What is expected:
Retype each record shown below, leaving every character as it is.

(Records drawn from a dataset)
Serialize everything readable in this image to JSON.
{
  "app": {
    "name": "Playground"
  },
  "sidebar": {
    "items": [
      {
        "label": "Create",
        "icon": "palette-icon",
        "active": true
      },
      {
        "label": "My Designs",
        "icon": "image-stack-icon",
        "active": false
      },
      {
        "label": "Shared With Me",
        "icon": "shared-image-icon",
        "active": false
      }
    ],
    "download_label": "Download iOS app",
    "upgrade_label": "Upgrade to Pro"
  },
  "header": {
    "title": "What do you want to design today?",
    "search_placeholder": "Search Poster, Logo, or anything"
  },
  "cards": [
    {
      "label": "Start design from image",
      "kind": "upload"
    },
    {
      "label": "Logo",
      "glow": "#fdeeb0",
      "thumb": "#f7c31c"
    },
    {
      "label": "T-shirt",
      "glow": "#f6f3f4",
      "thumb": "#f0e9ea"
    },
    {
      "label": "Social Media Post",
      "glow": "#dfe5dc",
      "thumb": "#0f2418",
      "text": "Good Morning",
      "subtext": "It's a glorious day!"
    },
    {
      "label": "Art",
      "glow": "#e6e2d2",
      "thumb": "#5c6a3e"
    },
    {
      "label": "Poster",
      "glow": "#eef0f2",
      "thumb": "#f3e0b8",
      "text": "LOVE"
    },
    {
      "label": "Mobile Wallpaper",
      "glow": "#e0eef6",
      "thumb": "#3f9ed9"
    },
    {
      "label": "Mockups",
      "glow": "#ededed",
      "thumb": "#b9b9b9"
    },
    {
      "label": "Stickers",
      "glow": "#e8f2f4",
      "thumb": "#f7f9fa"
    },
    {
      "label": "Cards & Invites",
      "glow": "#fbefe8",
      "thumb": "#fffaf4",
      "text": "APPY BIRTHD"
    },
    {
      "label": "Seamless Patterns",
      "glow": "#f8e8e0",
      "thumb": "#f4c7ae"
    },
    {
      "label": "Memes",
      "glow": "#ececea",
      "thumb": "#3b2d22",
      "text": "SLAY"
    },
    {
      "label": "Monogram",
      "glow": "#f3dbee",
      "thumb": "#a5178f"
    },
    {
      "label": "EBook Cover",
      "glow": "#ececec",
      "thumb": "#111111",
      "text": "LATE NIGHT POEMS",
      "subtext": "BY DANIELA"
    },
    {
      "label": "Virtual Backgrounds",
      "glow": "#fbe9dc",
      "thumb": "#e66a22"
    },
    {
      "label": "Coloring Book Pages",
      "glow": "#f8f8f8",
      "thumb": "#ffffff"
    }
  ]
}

Solution to this exercise:
Serialize everything readable in this image to JSON.
{
  "app": {
    "name": "Playground"
  },
  "sidebar": {
    "items": [
      {
        "label": "Create",
        "icon": "palette-icon",
        "active": true
      },
      {
        "label": "My Designs",
        "icon": "image-stack-icon",
        "active": false
      },
      {
        "label": "Shared With Me",
        "icon": "shared-image-icon",
        "active": false
      }
    ],
    "download_label": "Download iOS app",
    "upgrade_label": "Upgrade to Pro"
  },
  "header": {
    "title": "What do you want to design today?",
    "search_placeholder": "Search Poster, Logo, or anything"
  },
  "cards": [
    {
      "label": "Start design from image",
      "kind": "upload"
    },
    {
      "label": "Logo",
      "glow": "#fdeeb0",
      "thumb": "#f7c31c"
    },
    {
      "label": "T-shirt",
      "glow": "#f6f3f4",
      "thumb": "#f0e9ea"
    },
    {
      "label": "Social Media Post",
      "glow": "#dfe5dc",
      "thumb": "#0f2418",
      "text": "Good Morning",
      "subtext": "It's a glorious day!"
    },
    {
      "label": "Art",
      "glow": "#e6e2d2",
      "thumb": "#5c6a3e"
    },
    {
      "label": "Poster",
      "glow": "#eef0f2",
      "thumb": "#f3e0b8",
      "text": "LOVE"
    },
    {
      "label": "Mobile Wallpaper",
      "glow": "#e0eef6",
      "thumb": "#3f9ed9"
    },
    {
      "label": "Mockups",
      "glow": "#ededed",
      "thumb": "#b9b9b9"
    },
    {
      "label": "Stickers",
      "glow": "#e8f2f4",
      "thumb": "#f7f9fa"
    },
    {
      "label": "Cards & Invites",
      "glow": "#fbefe8",
      "thumb": "#fffaf4",
      "text": "APPY BIRTHD"
    },
    {
      "label": "Seamless Patterns",
      "glow": "#f8e8e0",
      "thumb": "#f4c7ae"
    },
    {
      "label": "Memes",
      "glow": "#ececea",
      "thumb": "#3b2d22",
      "text": "SLAY"
    },
    {
      "label": "Monogram",
      "glow": "#f3dbee",
      "thumb": "#a5178f"
    },
    {
      "label": "EBook Cover",
      "glow": "#ececec",
      "thumb": "#111111",
      "text": "LATE NIGHT POEMS",
      "subtext": "BY DANIELA"
    },
    {
      "label": "Virtual Backgrounds",
      "glow": "#fbe9dc",
      "thumb": "#e66a22"
    },
    {
      "label": "Coloring Book Pages",
      "glow": "#f8f8f8",
      "thumb": "#ffffff"
    }
  ]
}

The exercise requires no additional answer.